The UFO Phenomenon asks
the question, are we certain that we are the only
intelligent life in the universe? Is this galaxy home
just to earthlings, or are there neighbors whom we have
yet to meet? In a cosmos that expands with each
astronomical discovery, are we arrogant -- or naive to
believe that we are the only habitants?
In vibrant text and vivid color, this book traces our
planet's long fascination with visitors from outer space.
The book delves into topics such as:
* Stories of visitation, culled from such sources as
ancient Sanskrit texts, Chinese legends, the Bible, and
Project blue Book.
*Aviation's role in spotting and reporting UFOs, from
the fiery disks that chased fighter planes during World
War II to civilian pilot Kenneth Arnold's 1948 article in
Fate magazine that gave us the
term "flying saucers."
* The abductions that often accompany sightings, the

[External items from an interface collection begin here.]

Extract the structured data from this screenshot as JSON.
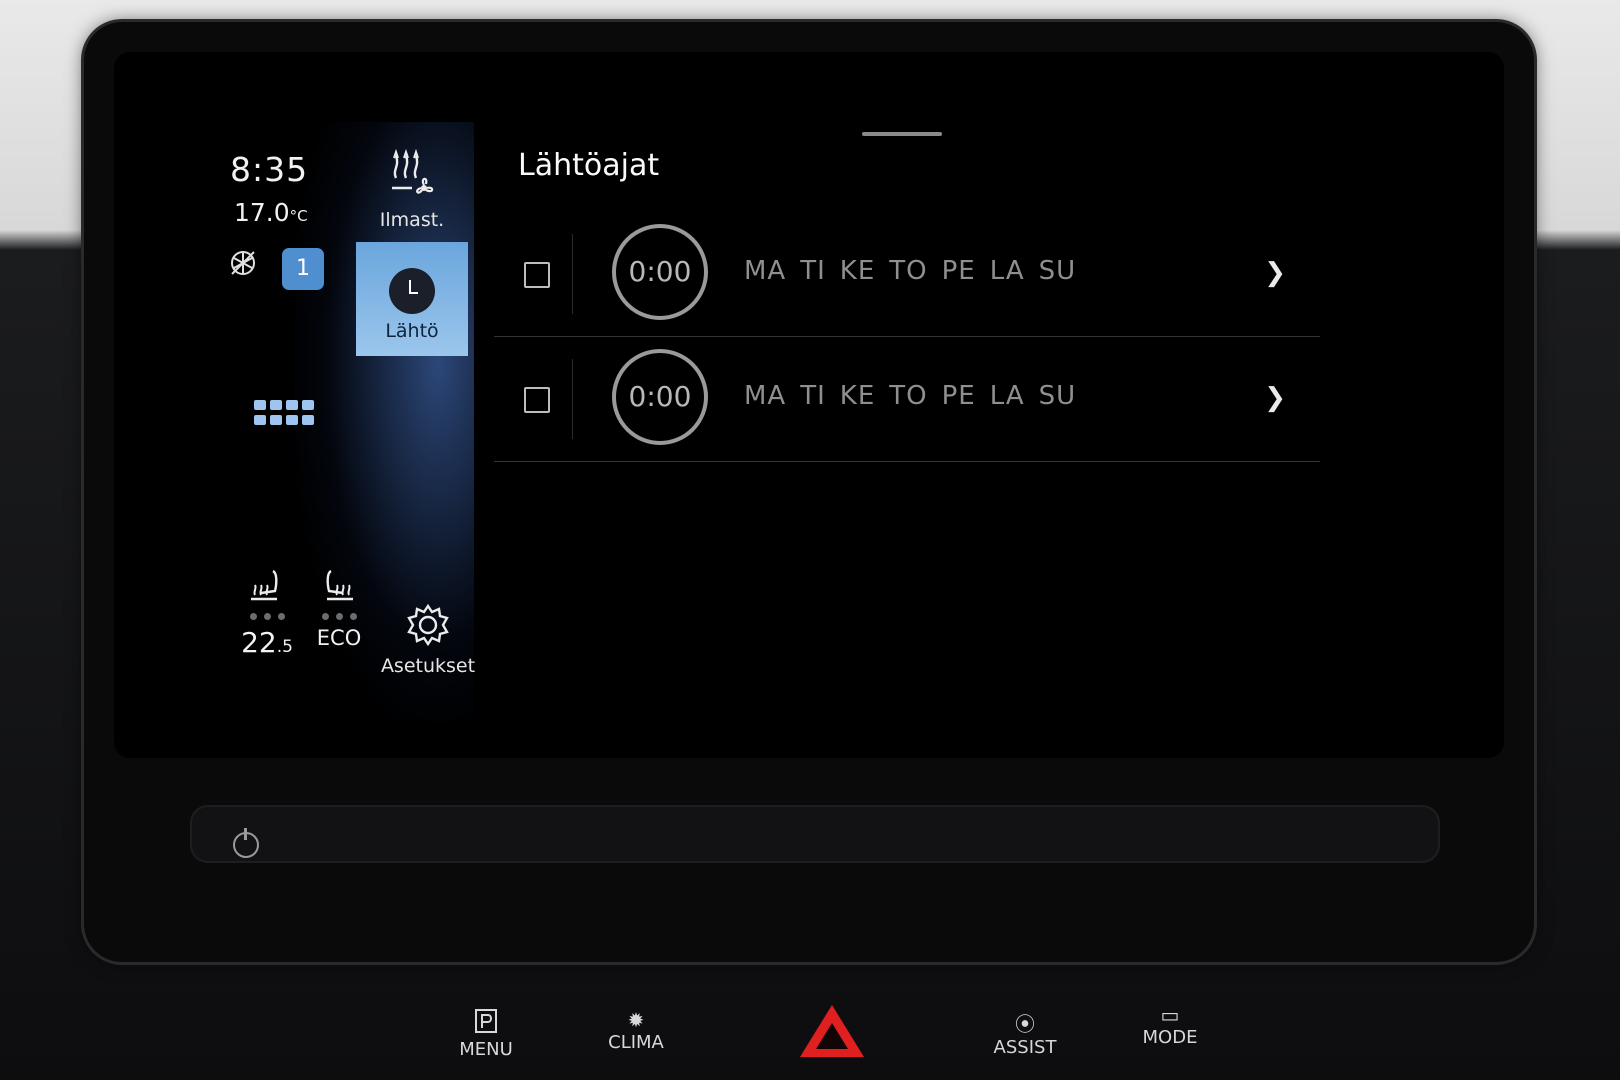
{
  "status": {
    "time": "8:35",
    "temperature": "17.0",
    "temp_unit": "°C",
    "profile": "1"
  },
  "tiles": {
    "climate_label": "Ilmast.",
    "departure_label": "Lähtö",
    "settings_label": "Asetukset"
  },
  "seats": {
    "left_temp": "22",
    "left_temp_decimal": ".5",
    "right_mode": "ECO"
  },
  "page": {
    "title": "Lähtöajat",
    "timers": [
      {
        "time": "0:00",
        "days": [
          "MA",
          "TI",
          "KE",
          "TO",
          "PE",
          "LA",
          "SU"
        ]
      },
      {
        "time": "0:00",
        "days": [
          "MA",
          "TI",
          "KE",
          "TO",
          "PE",
          "LA",
          "SU"
        ]
      }
    ]
  },
  "buttons": {
    "menu": "MENU",
    "clima": "CLIMA",
    "assist": "ASSIST",
    "mode": "MODE"
  },
  "colors": {
    "accent": "#4f8fcf",
    "hazard": "#e02020"
  }
}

details of which some traumatized victims only remember
* Nature's ability to deceive with such spectacular
fare as lenticular clouds, sun dogs, swamp gas, ball
lightning, as well as man's ability to deceive by use of
strings, mirrors, and trick photography.
The UFO Phenomenon
Popular culture's enthusiastic embrace of the
extraterrestrial challenge, from the malevolent Martians
of the War of the Worlds to the
benign visitor in the movie E.T.
The book has an excellent index for researching old
stories and reports and offbeat subjects gleaned from the
Internet. It also contains excellent photographs from the
past. The book is comprehensive, objective, and endlessly
In many ways, it is a compendium similar to Jenny
Randles' book, which we covered under Book Review: Alien Contact--The First Fifty
Years. But unlike Randles' book, this book fills the
historical gap prior to Randles' discussion of the first
fifty years. The book is an extremely useful edition for
the UFO library.